The race volunteers were handing out salt with the water and Gatorade and I took one, feeling the salt crusted up on my face from all the sweat. That and the solid food on my stomach helped a little bit with the nausea.
I turned the corner up to Lakeshore drive and started looking for my husband and boys. I see them a little down the road and I cannot wait to see their smiling faces. Then I see another person with them. Wait a second! That looks like my mom. That IS my mom!! She had snuck in the night before to surprise me on the course. It was so wonderful to have her out there cheering me on too!
The bottom right picture is me realizing that she was there with everyone!! My husband had special t-shirts printed up that said “My mommy rocks 26.2” and “My wife rocks 26.2”. HOW AMAZING IS THAT!!???!
I gave them all big, sweaty, runner hugs and kisses and told them I’d see them at the finish line. Whimpering, I slowly trudged my way back out onto the course to finish up those last 7 miles.
The back half of this course is pretty desolate and there are a few bridges to go over. Not much shade and not much race support out there so having my family at mile 18 was a huge uplift.
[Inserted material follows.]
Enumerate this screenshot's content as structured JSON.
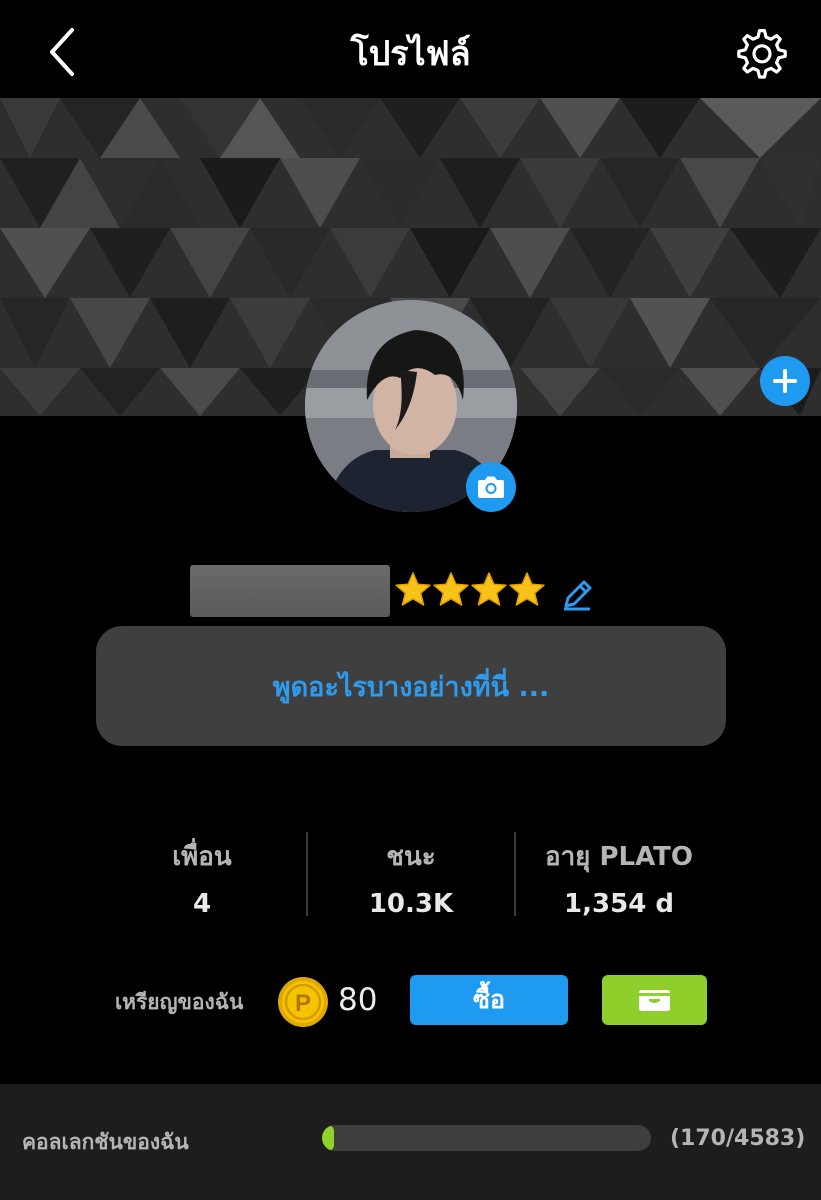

By mile 20 I had resigned myself to run/walking it in the rest of the way. Time be damned, I just wanted to be DONE. I was hurting, I was tired, I was hot, and I wanted to throw up. Ugh. But I pushed and kept going one step at a time. Right around then is when Sarah caught up with me. THANK GOD she did! She and I ran in those last 5 miles together pushing each other up those bridges and around the corners. I’m not sure I would have made it without her.
It’s all pretty much a blur until mile 26 when I knew we were ALMOST DONE! We entered the chute for the final stretch and we were powering it in to finish. Sarah got my attention and pointed to my family cheering off to the left. My husband dropped my son over the fence and he grabbed my hand and ran in the last part of the race with me. He was beaming from ear to ear and we ran down the finish and everyone was cheering. He loved it, and honestly, I did too. It was a special moment.
We crossed the finish line and got my medal. One of the best things they were doing immediately after you crossed was they were handing out icy cold, wet, towels. It felt amazing to wash the salt and sweat off of my neck and face and arms. I chugged a cold chocolate milk and more water and found the rest of my family. We cheered Denise in not long after our finish and all hugged her neck after she crossed the finish line. We did it! We did it! We finished 26.2 mile in some pretty rough conditions! These girls powered through a tough, tough course for their first and they made it look easy. I was so, very proud of them!
Not long after our finish we made a bee-line for our finishers jacket. I wanted that damn jacket! I’d earned that baby!
Now I think I may never take it off again.